_Exercise:_
What follows is a set of records; copy all of it exactly.
---------- Extracted material
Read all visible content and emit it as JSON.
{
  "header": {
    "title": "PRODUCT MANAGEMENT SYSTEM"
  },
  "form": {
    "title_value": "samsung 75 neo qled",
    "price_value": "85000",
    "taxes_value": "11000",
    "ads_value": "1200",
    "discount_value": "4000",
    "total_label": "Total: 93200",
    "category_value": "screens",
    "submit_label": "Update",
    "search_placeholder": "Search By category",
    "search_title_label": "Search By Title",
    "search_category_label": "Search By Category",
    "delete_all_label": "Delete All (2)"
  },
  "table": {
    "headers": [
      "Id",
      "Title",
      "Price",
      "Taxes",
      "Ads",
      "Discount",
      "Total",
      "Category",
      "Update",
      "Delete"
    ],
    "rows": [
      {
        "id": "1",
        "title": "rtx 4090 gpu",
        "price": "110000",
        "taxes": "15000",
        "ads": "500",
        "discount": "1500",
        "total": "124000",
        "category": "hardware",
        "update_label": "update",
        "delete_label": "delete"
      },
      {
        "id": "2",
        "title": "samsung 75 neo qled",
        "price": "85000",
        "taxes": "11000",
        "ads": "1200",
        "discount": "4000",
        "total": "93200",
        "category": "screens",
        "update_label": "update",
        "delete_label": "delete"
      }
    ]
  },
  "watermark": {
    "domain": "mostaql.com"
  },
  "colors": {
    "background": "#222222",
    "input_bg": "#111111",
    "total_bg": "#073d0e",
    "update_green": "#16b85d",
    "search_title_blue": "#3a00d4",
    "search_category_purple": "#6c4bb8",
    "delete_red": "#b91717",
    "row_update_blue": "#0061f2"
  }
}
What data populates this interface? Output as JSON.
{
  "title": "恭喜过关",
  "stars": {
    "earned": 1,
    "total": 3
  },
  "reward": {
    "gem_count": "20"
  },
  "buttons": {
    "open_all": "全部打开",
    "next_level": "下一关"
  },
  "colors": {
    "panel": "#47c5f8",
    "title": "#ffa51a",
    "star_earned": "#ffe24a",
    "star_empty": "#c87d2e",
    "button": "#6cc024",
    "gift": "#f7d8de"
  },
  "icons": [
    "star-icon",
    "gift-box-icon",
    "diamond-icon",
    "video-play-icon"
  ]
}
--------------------
_Expected answer:_
Read all visible content and emit it as JSON.
{
  "header": {
    "title": "PRODUCT MANAGEMENT SYSTEM"
  },
  "form": {
    "title_value": "samsung 75 neo qled",
    "price_value": "85000",
    "taxes_value": "11000",
    "ads_value": "1200",
    "discount_value": "4000",
    "total_label": "Total: 93200",
    "category_value": "screens",
    "submit_label": "Update",
    "search_placeholder": "Search By category",
    "search_title_label": "Search By Title",
    "search_category_label": "Search By Category",
    "delete_all_label": "Delete All (2)"
  },
  "table": {
    "headers": [
      "Id",
      "Title",
      "Price",
      "Taxes",
      "Ads",
      "Discount",
      "Total",
      "Category",
      "Update",
      "Delete"
    ],
    "rows": [
      {
        "id": "1",
        "title": "rtx 4090 gpu",
        "price": "110000",
        "taxes": "15000",
        "ads": "500",
        "discount": "1500",
        "total": "124000",
        "category": "hardware",
        "update_label": "update",
        "delete_label": "delete"
      },
      {
        "id": "2",
        "title": "samsung 75 neo qled",
        "price": "85000",
        "taxes": "11000",
        "ads": "1200",
        "discount": "4000",
        "total": "93200",
        "category": "screens",
        "update_label": "update",
        "delete_label": "delete"
      }
    ]
  },
  "watermark": {
    "domain": "mostaql.com"
  },
  "colors": {
    "background": "#222222",
    "input_bg": "#111111",
    "total_bg": "#073d0e",
    "update_green": "#16b85d",
    "search_title_blue": "#3a00d4",
    "search_category_purple": "#6c4bb8",
    "delete_red": "#b91717",
    "row_update_blue": "#0061f2"
  }
}
What data populates this interface? Output as JSON.
{
  "title": "恭喜过关",
  "stars": {
    "earned": 1,
    "total": 3
  },
  "reward": {
    "gem_count": "20"
  },
  "buttons": {
    "open_all": "全部打开",
    "next_level": "下一关"
  },
  "colors": {
    "panel": "#47c5f8",
    "title": "#ffa51a",
    "star_earned": "#ffe24a",
    "star_empty": "#c87d2e",
    "button": "#6cc024",
    "gift": "#f7d8de"
  },
  "icons": [
    "star-icon",
    "gift-box-icon",
    "diamond-icon",
    "video-play-icon"
  ]
}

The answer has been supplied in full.